__TASK INSTRUCTIONS__: For the word "Properties", count the lines of the data that include it and give only the total.

___ SUPPLIED MATERIAL ___

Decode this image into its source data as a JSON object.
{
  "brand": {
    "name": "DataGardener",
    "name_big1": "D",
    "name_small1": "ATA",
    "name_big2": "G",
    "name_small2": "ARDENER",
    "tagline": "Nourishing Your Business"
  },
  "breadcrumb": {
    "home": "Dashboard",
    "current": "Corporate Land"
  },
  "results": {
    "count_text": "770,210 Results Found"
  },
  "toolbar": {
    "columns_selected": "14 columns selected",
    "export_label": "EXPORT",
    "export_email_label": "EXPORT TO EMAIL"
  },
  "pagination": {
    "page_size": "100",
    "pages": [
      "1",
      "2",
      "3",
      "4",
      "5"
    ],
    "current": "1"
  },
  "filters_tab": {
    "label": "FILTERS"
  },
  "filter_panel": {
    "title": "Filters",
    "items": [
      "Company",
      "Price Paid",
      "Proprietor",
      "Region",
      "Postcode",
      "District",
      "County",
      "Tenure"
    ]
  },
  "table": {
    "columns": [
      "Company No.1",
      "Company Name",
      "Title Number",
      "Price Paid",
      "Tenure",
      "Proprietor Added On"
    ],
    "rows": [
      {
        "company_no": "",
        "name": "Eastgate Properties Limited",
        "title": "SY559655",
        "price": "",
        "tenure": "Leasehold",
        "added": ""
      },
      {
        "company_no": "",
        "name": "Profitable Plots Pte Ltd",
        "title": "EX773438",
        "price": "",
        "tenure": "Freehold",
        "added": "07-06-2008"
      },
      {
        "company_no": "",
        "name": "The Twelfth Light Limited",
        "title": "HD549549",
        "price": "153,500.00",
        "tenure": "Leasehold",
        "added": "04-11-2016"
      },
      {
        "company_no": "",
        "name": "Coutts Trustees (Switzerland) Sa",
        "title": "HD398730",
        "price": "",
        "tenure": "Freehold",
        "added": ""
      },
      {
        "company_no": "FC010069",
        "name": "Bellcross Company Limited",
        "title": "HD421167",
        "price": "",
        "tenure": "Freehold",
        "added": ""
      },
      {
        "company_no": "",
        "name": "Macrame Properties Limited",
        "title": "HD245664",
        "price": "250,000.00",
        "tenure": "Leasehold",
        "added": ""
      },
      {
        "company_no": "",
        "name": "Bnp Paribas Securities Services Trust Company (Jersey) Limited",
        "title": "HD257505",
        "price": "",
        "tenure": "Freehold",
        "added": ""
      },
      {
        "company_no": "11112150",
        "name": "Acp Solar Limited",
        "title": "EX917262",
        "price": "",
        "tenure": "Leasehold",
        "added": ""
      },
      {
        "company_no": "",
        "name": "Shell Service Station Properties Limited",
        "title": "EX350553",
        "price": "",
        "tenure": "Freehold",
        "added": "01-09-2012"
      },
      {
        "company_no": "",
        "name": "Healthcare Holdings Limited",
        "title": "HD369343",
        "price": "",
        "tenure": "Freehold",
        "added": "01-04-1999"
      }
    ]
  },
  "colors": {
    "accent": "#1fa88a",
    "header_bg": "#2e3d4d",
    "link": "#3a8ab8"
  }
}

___

__WRITTEN SOLUTION__: 3